Many of our readers are probably familiar with the premise of Jurassic Park, a series of novels by Michael Crichton that were taken to the big screen by Steven Spielberg in the 1990s. DNA extracted from a mosquito trapped in amber is used to bring dinosaurs back to life, and then chaos ensues.
New results from a detailed study of 99-million-year-old fossilized tree resin bear some resemblance to that fictional tale. The results are published in the journal Nature Communications.
Enrique Peñalver from the Spanish Geological Survey (IGME) and seven other colleagues examined a sample of parasites similar to modern ticks which were buried in chunks of amber from Myanmar dating back to the Mesozoic era. One of the parasites is entangled with plumage that belonged to a feathered dinosaur.

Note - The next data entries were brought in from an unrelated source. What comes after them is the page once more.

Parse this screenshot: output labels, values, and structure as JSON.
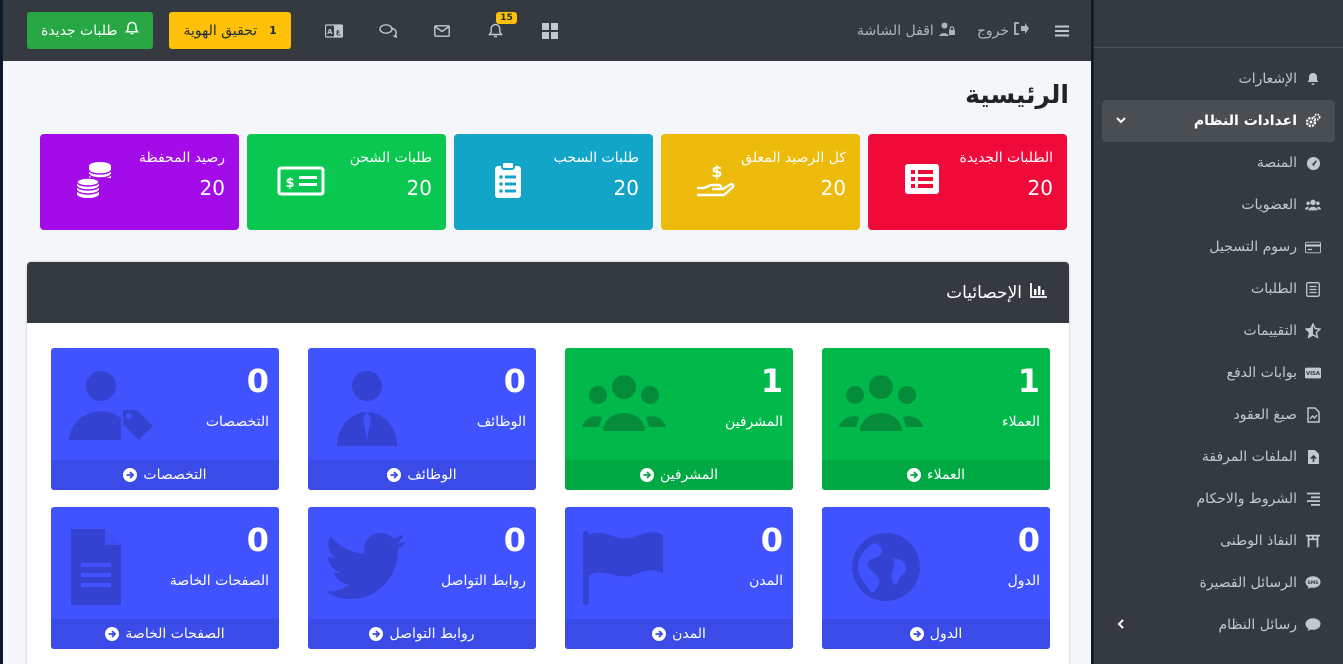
{
  "sidebar": {
    "items": [
      {
        "label": "الإشعارات",
        "icon": "bell-icon"
      },
      {
        "label": "اعدادات النظام",
        "icon": "cogs-icon",
        "active": true
      },
      {
        "label": "المنصة",
        "icon": "gauge-icon"
      },
      {
        "label": "العضويات",
        "icon": "users-icon"
      },
      {
        "label": "رسوم التسجيل",
        "icon": "credit-card-icon"
      },
      {
        "label": "الطلبات",
        "icon": "list-box-icon"
      },
      {
        "label": "التقييمات",
        "icon": "star-icon"
      },
      {
        "label": "بوابات الدفع",
        "icon": "visa-icon"
      },
      {
        "label": "صيغ العقود",
        "icon": "file-icon"
      },
      {
        "label": "الملفات المرفقة",
        "icon": "file-upload-icon"
      },
      {
        "label": "الشروط والاحكام",
        "icon": "align-icon"
      },
      {
        "label": "النفاذ الوطنى",
        "icon": "gate-icon"
      },
      {
        "label": "الرسائل القصيرة",
        "icon": "sms-icon"
      },
      {
        "label": "رسائل النظام",
        "icon": "comment-icon"
      }
    ]
  },
  "topbar": {
    "logout": "خروج",
    "lock_screen": "اقفل الشاشة",
    "new_requests": "طلبات جديدة",
    "verify_identity": "تحقيق الهوية",
    "verify_count": "1",
    "notifications_badge": "15"
  },
  "page_title": "الرئيسية",
  "summary_boxes": [
    {
      "label": "الطلبات الجديدة",
      "value": "20",
      "color": "#ef0a3a"
    },
    {
      "label": "كل الرصيد المعلق",
      "value": "20",
      "color": "#ecbb0c"
    },
    {
      "label": "طلبات السحب",
      "value": "20",
      "color": "#13a5c8"
    },
    {
      "label": "طلبات الشحن",
      "value": "20",
      "color": "#0ac84f"
    },
    {
      "label": "رصيد المحفظة",
      "value": "20",
      "color": "#a30be8"
    }
  ],
  "stats": {
    "title": "الإحصائيات",
    "tiles": [
      {
        "num": "1",
        "label": "العملاء",
        "footer": "العملاء",
        "color": "green",
        "icon": "users-icon"
      },
      {
        "num": "1",
        "label": "المشرفين",
        "footer": "المشرفين",
        "color": "green",
        "icon": "users-icon"
      },
      {
        "num": "0",
        "label": "الوظائف",
        "footer": "الوظائف",
        "color": "blue",
        "icon": "user-tie-icon"
      },
      {
        "num": "0",
        "label": "التخصصات",
        "footer": "التخصصات",
        "color": "blue",
        "icon": "user-tag-icon"
      },
      {
        "num": "0",
        "label": "الدول",
        "footer": "الدول",
        "color": "blue",
        "icon": "globe-icon"
      },
      {
        "num": "0",
        "label": "المدن",
        "footer": "المدن",
        "color": "blue",
        "icon": "flag-icon"
      },
      {
        "num": "0",
        "label": "روابط التواصل",
        "footer": "روابط التواصل",
        "color": "blue",
        "icon": "twitter-icon"
      },
      {
        "num": "0",
        "label": "الصفحات الخاصة",
        "footer": "الصفحات الخاصة",
        "color": "blue",
        "icon": "document-icon"
      }
    ]
  }
}
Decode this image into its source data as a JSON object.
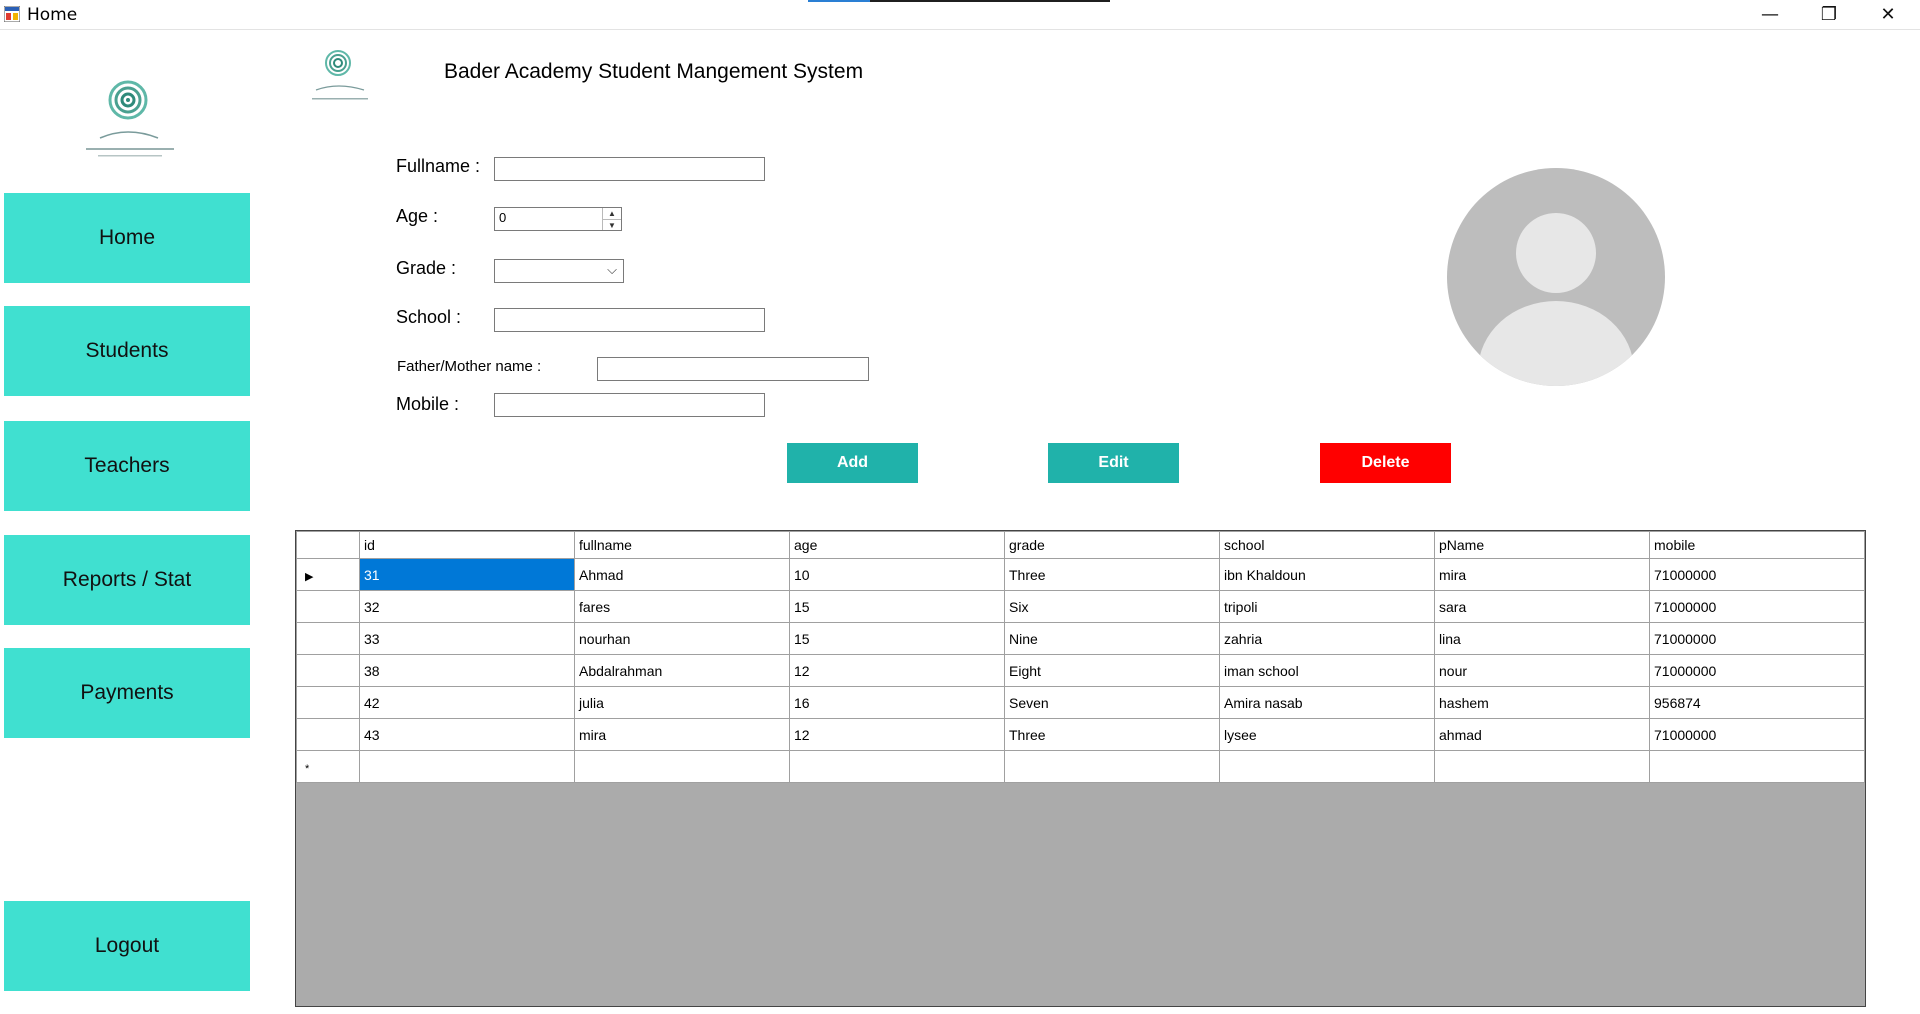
{
  "window": {
    "title": "Home",
    "minimize_glyph": "—",
    "restore_glyph": "❐",
    "close_glyph": "✕"
  },
  "sidebar": {
    "items": [
      {
        "label": "Home"
      },
      {
        "label": "Students"
      },
      {
        "label": "Teachers"
      },
      {
        "label": "Reports / Stat"
      },
      {
        "label": "Payments"
      }
    ],
    "logout_label": "Logout"
  },
  "header": {
    "title": "Bader Academy Student  Mangement System",
    "logo_icon": "bader-logo-icon"
  },
  "form": {
    "fullname_label": "Fullname :",
    "fullname_value": "",
    "age_label": "Age :",
    "age_value": "0",
    "grade_label": "Grade :",
    "grade_value": "",
    "school_label": "School :",
    "school_value": "",
    "parent_label": "Father/Mother name :",
    "parent_value": "",
    "mobile_label": "Mobile :",
    "mobile_value": ""
  },
  "actions": {
    "add_label": "Add",
    "edit_label": "Edit",
    "delete_label": "Delete"
  },
  "grid": {
    "columns": [
      "id",
      "fullname",
      "age",
      "grade",
      "school",
      "pName",
      "mobile"
    ],
    "rows": [
      {
        "id": "31",
        "fullname": "Ahmad",
        "age": "10",
        "grade": "Three",
        "school": "ibn Khaldoun",
        "pName": "mira",
        "mobile": "71000000"
      },
      {
        "id": "32",
        "fullname": "fares",
        "age": "15",
        "grade": "Six",
        "school": "tripoli",
        "pName": "sara",
        "mobile": "71000000"
      },
      {
        "id": "33",
        "fullname": "nourhan",
        "age": "15",
        "grade": "Nine",
        "school": "zahria",
        "pName": "lina",
        "mobile": "71000000"
      },
      {
        "id": "38",
        "fullname": "Abdalrahman",
        "age": "12",
        "grade": "Eight",
        "school": "iman school",
        "pName": "nour",
        "mobile": "71000000"
      },
      {
        "id": "42",
        "fullname": "julia",
        "age": "16",
        "grade": "Seven",
        "school": "Amira nasab",
        "pName": "hashem",
        "mobile": "956874"
      },
      {
        "id": "43",
        "fullname": "mira",
        "age": "12",
        "grade": "Three",
        "school": "lysee",
        "pName": "ahmad",
        "mobile": "71000000"
      }
    ],
    "current_row_marker": "▶",
    "new_row_marker": "*"
  },
  "colors": {
    "nav_accent": "#40e0d0",
    "action_teal": "#20b2aa",
    "delete_red": "#ff0000",
    "selection_blue": "#0078d7",
    "grid_empty": "#ababab"
  }
}
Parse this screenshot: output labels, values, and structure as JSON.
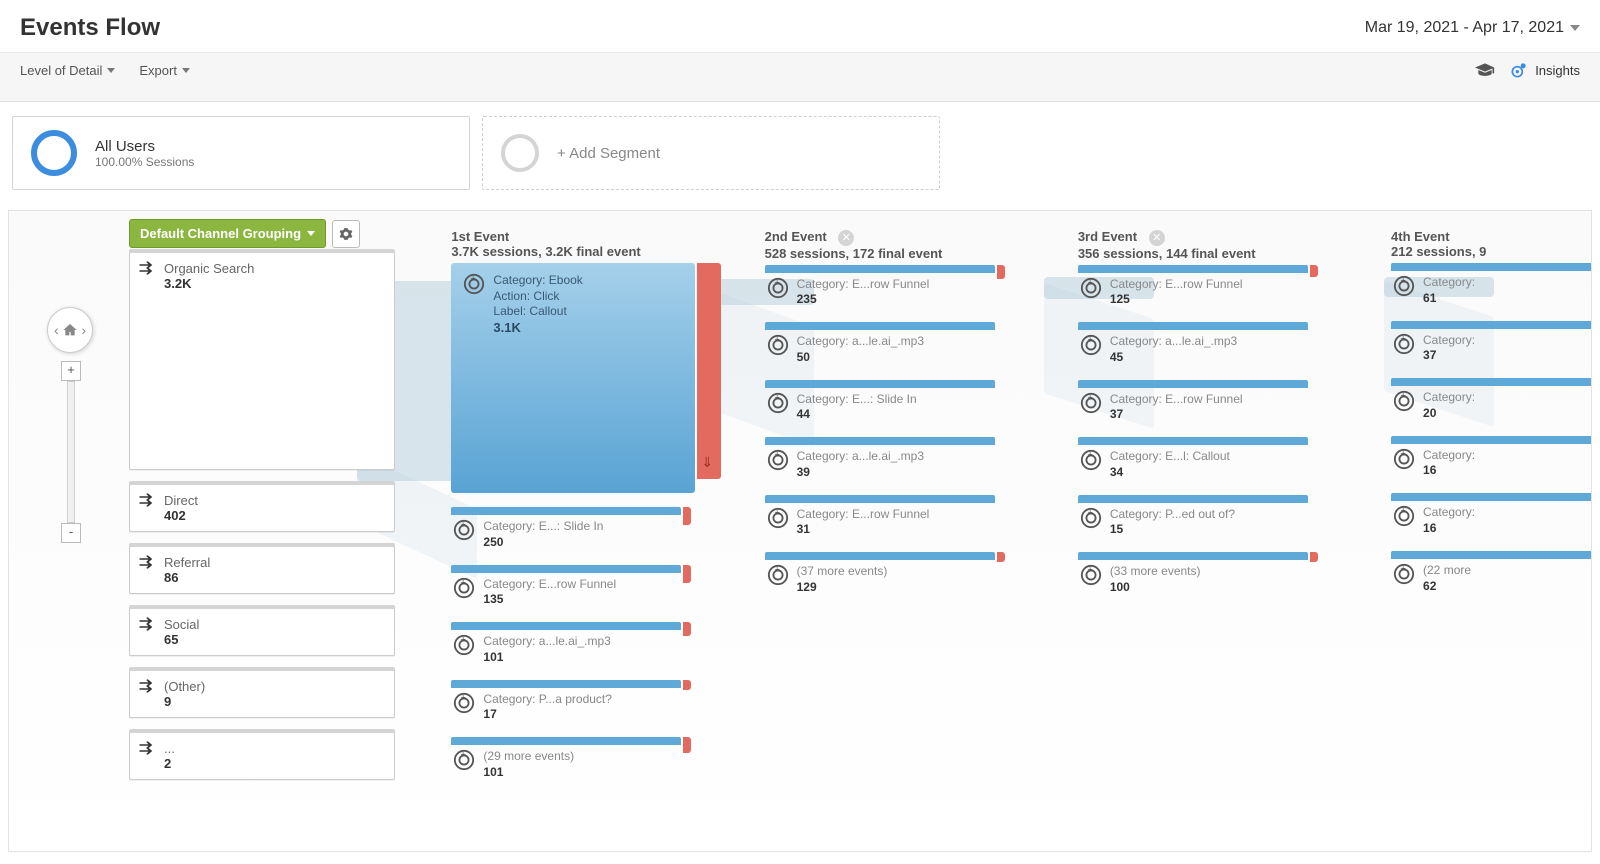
{
  "title": "Events Flow",
  "date_range": "Mar 19, 2021 - Apr 17, 2021",
  "toolbar": {
    "level_of_detail": "Level of Detail",
    "export": "Export",
    "insights": "Insights"
  },
  "segments": {
    "primary": {
      "name": "All Users",
      "detail": "100.00% Sessions"
    },
    "add_label": "+ Add Segment"
  },
  "flow": {
    "dimension_label": "Default Channel Grouping",
    "sources": [
      {
        "label": "Organic Search",
        "value": "3.2K",
        "tall": true
      },
      {
        "label": "Direct",
        "value": "402"
      },
      {
        "label": "Referral",
        "value": "86"
      },
      {
        "label": "Social",
        "value": "65"
      },
      {
        "label": "(Other)",
        "value": "9"
      },
      {
        "label": "...",
        "value": "2"
      }
    ],
    "columns": [
      {
        "title": "1st Event",
        "subtitle": "3.7K sessions, 3.2K final event",
        "closable": false,
        "nodes": [
          {
            "big": true,
            "lines": [
              "Category: Ebook",
              "Action: Click",
              "Label: Callout"
            ],
            "value": "3.1K",
            "dropoff_h": 216
          },
          {
            "label": "Category: E...: Slide In",
            "value": "250",
            "dropoff_h": 18
          },
          {
            "label": "Category: E...row Funnel",
            "value": "135",
            "dropoff_h": 18
          },
          {
            "label": "Category: a...le.ai_.mp3",
            "value": "101",
            "dropoff_h": 14
          },
          {
            "label": "Category: P...a product?",
            "value": "17",
            "dropoff_h": 10
          },
          {
            "label": "(29 more events)",
            "value": "101",
            "dropoff_h": 16
          }
        ]
      },
      {
        "title": "2nd Event",
        "subtitle": "528 sessions, 172 final event",
        "closable": true,
        "nodes": [
          {
            "label": "Category: E...row Funnel",
            "value": "235",
            "dropoff_h": 14
          },
          {
            "label": "Category: a...le.ai_.mp3",
            "value": "50"
          },
          {
            "label": "Category: E...: Slide In",
            "value": "44"
          },
          {
            "label": "Category: a...le.ai_.mp3",
            "value": "39"
          },
          {
            "label": "Category: E...row Funnel",
            "value": "31"
          },
          {
            "label": "(37 more events)",
            "value": "129",
            "dropoff_h": 10
          }
        ]
      },
      {
        "title": "3rd Event",
        "subtitle": "356 sessions, 144 final event",
        "closable": true,
        "nodes": [
          {
            "label": "Category: E...row Funnel",
            "value": "125",
            "dropoff_h": 12
          },
          {
            "label": "Category: a...le.ai_.mp3",
            "value": "45"
          },
          {
            "label": "Category: E...row Funnel",
            "value": "37"
          },
          {
            "label": "Category: E...l: Callout",
            "value": "34"
          },
          {
            "label": "Category: P...ed out of?",
            "value": "15"
          },
          {
            "label": "(33 more events)",
            "value": "100",
            "dropoff_h": 10
          }
        ]
      },
      {
        "title": "4th Event",
        "subtitle": "212 sessions, 9",
        "closable": false,
        "nodes": [
          {
            "label": "Category:",
            "value": "61"
          },
          {
            "label": "Category:",
            "value": "37"
          },
          {
            "label": "Category:",
            "value": "20"
          },
          {
            "label": "Category:",
            "value": "16"
          },
          {
            "label": "Category:",
            "value": "16"
          },
          {
            "label": "(22 more",
            "value": "62"
          }
        ]
      }
    ]
  }
}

‘Ticks parasitized feathered dinosaurs; now we have direct evidence of it,” co-researcher Ricardo Pérez-de la Fuente of the Oxford University Museum of Natural History told BBC News.
Other notable discoveries from this research include a giant tick, eight times it original size, that researchers believe had been engorged with blood when it died, as well as two ticks that probably got trapped in resin while buzzing around a dinosaur nest. The latter pair are members of a newly described, but extinct, species of tick named Deinocroton draculi, or “Dracula’s terrible tick.”
For now, it seems that we are still far from turning Crichton’s imagined world into reality. As Peñalver explains in en e-mail, it would not be so easy to turn dino DNA into a living and breathing creature because, even with ancient DNA, there’s no ovum to use to develop an embryo.